" Therefore, it is clear that Joshua Matthews's estate shall be administered
in accordance with the general statutes governing the situation in which Brandy Matthews predeceased him. Summary judgment on this issue is appropriate.
" Consistent with the findings of the Court as stated above, it is hereby ORDERED as follows:
" 1. The estate of Brandy Matthews shall be administered as though Joshua Matthews predeceased her. Summary judgment is hereby granted on this issue.
" 2. The estate of Joshua Matthews shall be administered in accordance with the general statutes governing the situation in which Brandy Matthews predeceased him. Summary judgment is hereby granted on this issue."
Willingham argues that the trial court should have applied § 43-8-253 to find that Joshua's estate would be administered as if he had predeceased Brandy. Section 43-8-253 provides, in pertinent part:
" (a) A surviving spouse, heir or devisee who feloniously and intentionally kills the decedent is not entitled to any benefits under the will or under articles 3 through 10 of this chapter, and the estate of decedent passes as if the killer had predeceased the decedent. Property appointed by the will of the decedent to or for the benefit of the killer passes as if the killer had predeceased the decedent.
" (c) A named beneficiary of a bond, life insurance policy, or other contractual arrangement who feloniously and intentionally kills the principal obligee or the person upon whose life the policy is issued is not entitled to any benefit under the bond, policy or other contractual arrangement, and it becomes payable as though the killer had predeceased the decedent.
" (d) Any other acquisition of property or interest by the killer shall be treated in accordance with the principles of this section."
(Emphasis added.) Based on the plain language of § 43-8-253(a), the statute applies only to the estate of the murdered decedent, not the estate of the party who feloniously and intentionally killed the decedent. See Alfa Life Ins. Corp. v. Bonner, 933 So.2d 362, 365-66 (Ala.Civ.App. 2005) (stating that " subsection (a) of the Slayer's Statute prevents the party who intentionally kills a decedent from receiving 'any benefits under the will or under articles 3 through 10 of' the Probate Code, that is, from 'the estate of the decedent'" ). Further, Willingham has not cited any authority to support her proposition that, under § 43-8-253, Joshua's estate should pass as if he had predeceased Brandy.

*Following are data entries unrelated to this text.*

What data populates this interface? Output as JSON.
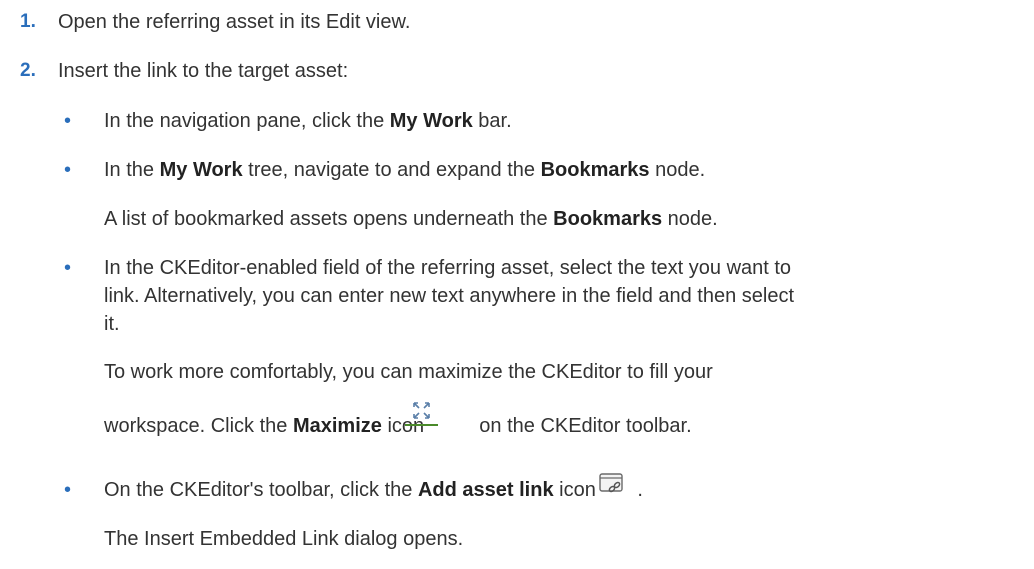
{
  "steps": [
    {
      "number": "1.",
      "text": "Open the referring asset in its Edit view."
    },
    {
      "number": "2.",
      "text": "Insert the link to the target asset:"
    }
  ],
  "bullets": {
    "b1": {
      "pre": "In the navigation pane, click the ",
      "bold": "My Work",
      "post": " bar."
    },
    "b2": {
      "pre": "In the ",
      "bold1": "My Work",
      "mid": " tree, navigate to and expand the ",
      "bold2": "Bookmarks",
      "post": " node."
    },
    "b2_note": {
      "pre": "A list of bookmarked assets opens underneath the ",
      "bold": "Bookmarks",
      "post": " node."
    },
    "b3": {
      "line1": "In the CKEditor-enabled field of the referring asset, select the text you want to",
      "line2": "link. Alternatively, you can enter new text anywhere in the field and then select",
      "line3": "it."
    },
    "b3_note": {
      "line1": "To work more comfortably, you can maximize the CKEditor to fill your",
      "pre": "workspace. Click the ",
      "bold": "Maximize",
      "mid": " icon ",
      "post": " on the CKEditor toolbar."
    },
    "b4": {
      "pre": "On the CKEditor's toolbar, click the ",
      "bold": "Add asset link",
      "mid": " icon ",
      "post": "."
    },
    "b4_note": {
      "text": "The Insert Embedded Link dialog opens."
    }
  },
  "icons": {
    "maximize": "maximize-icon",
    "add_asset_link": "add-asset-link-icon"
  },
  "colors": {
    "accent": "#2a6ebb",
    "text": "#333333"
  }
}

None of the cases cited by Willingham address the issue of how a probate court should treat the estate of a person who has murdered his or her spouse and then committed suicide. In fact, during the hearing on the motion for a summary judgment, counsel for Willingham conceded that she had not " found a case exactly like this on point."
Willingham also asserts:
" The commentary [to § 43-8-253] also mentions that '[i]n many of the cases arising under this section there may be no criminal prosecution because the murderer has committed suicide.' This shows that the legislature knew that a situation like the instant one could occur."
However, that language comes from the portion of the Commentary to § 43-8-253 that explains why, although the matter addressed by the statute appears to be
criminal in nature, it is actually a proper matter for the probate courts. The Commentary does not include any discussion as to how a murdering spouse's estate will pass in situations involving a murder-suicide. Therefore, the language in the Commentary that Willingham relies upon does not support her assertions.
For the above-stated reasons, Willingham has not established that the trial court erred in finding that § 43-8-253 is not applicable to the administration of Joshua's estate. Accordingly, we affirm the trial court's judgment.
Moore, C.J., and Stuart, Parker, and Shaw, JJ., concur.